Data extract —
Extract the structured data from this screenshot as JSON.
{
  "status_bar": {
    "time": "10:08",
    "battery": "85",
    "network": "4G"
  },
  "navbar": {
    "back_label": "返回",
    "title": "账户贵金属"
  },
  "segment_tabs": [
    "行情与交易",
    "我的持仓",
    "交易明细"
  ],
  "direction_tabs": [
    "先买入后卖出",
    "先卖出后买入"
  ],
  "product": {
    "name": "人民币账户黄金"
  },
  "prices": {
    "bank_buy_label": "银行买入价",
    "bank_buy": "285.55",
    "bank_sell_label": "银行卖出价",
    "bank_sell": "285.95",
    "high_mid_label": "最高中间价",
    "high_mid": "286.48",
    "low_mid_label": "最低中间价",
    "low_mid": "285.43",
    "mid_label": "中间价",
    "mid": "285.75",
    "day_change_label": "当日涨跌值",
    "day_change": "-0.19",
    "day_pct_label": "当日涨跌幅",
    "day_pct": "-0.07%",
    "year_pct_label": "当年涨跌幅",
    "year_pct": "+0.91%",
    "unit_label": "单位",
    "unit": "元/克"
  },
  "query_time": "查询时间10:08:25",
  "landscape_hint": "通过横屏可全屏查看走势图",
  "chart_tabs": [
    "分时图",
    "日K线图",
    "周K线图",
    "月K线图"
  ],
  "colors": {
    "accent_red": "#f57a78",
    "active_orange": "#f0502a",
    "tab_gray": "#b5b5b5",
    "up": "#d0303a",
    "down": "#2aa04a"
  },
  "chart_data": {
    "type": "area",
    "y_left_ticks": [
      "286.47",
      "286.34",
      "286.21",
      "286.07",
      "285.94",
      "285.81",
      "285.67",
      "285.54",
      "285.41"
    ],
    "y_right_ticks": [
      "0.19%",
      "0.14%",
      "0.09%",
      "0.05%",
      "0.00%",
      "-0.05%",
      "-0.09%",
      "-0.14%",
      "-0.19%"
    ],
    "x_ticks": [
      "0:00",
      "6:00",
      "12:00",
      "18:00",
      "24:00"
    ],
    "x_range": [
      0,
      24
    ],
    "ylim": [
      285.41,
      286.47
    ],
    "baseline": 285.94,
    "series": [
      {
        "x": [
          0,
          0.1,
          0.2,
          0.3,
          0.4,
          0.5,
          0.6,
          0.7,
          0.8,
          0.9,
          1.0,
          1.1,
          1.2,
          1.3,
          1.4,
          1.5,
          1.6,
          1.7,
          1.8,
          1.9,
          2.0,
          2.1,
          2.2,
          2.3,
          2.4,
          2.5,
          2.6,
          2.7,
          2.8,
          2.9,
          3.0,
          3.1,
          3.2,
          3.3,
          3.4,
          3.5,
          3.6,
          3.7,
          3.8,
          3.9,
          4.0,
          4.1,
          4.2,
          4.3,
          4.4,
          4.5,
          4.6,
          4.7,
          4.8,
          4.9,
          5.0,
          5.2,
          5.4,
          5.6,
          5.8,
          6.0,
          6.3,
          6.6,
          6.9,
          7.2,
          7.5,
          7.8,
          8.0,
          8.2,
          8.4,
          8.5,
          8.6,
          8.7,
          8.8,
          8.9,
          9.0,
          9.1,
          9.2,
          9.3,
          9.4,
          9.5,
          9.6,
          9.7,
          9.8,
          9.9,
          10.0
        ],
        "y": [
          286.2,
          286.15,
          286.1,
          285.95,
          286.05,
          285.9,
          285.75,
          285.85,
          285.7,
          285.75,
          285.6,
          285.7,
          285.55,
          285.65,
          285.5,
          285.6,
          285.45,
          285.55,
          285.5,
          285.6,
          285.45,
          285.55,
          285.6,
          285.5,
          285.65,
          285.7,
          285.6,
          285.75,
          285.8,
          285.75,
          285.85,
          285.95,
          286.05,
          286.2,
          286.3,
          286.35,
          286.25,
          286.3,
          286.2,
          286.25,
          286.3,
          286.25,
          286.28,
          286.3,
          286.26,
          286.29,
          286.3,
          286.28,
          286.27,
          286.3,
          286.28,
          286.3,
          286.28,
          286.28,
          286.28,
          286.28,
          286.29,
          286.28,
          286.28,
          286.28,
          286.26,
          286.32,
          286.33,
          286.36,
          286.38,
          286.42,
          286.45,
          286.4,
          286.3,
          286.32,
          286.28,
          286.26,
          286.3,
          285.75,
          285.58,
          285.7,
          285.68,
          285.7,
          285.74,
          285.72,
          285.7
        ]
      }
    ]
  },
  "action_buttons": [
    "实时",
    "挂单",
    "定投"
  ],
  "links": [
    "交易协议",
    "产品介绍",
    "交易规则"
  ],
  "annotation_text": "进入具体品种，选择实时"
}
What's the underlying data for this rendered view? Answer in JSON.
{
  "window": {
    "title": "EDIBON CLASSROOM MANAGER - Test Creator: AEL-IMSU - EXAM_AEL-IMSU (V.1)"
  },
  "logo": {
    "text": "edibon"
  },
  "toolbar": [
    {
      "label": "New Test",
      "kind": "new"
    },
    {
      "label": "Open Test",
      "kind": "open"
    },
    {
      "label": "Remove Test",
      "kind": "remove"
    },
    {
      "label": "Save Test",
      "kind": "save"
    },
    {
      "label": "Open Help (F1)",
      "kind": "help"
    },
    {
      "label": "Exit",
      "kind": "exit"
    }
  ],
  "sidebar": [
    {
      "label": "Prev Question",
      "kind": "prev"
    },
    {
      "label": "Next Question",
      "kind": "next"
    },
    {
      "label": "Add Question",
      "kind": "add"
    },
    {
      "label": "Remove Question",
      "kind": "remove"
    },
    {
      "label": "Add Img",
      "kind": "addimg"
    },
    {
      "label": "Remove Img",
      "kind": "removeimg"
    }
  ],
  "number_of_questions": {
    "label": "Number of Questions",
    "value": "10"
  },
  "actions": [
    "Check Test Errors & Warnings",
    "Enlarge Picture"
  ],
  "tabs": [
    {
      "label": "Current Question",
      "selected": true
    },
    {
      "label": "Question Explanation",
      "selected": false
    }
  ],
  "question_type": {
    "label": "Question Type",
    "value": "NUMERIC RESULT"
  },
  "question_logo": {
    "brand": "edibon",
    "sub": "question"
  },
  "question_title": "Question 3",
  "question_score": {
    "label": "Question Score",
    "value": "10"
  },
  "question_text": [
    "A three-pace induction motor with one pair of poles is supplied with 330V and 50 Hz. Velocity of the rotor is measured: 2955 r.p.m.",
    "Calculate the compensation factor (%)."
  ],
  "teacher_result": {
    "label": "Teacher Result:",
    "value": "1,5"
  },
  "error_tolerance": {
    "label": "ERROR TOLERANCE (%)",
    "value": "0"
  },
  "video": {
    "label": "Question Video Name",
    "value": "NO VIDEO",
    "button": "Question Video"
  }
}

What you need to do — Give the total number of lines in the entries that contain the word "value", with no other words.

Task solution — 6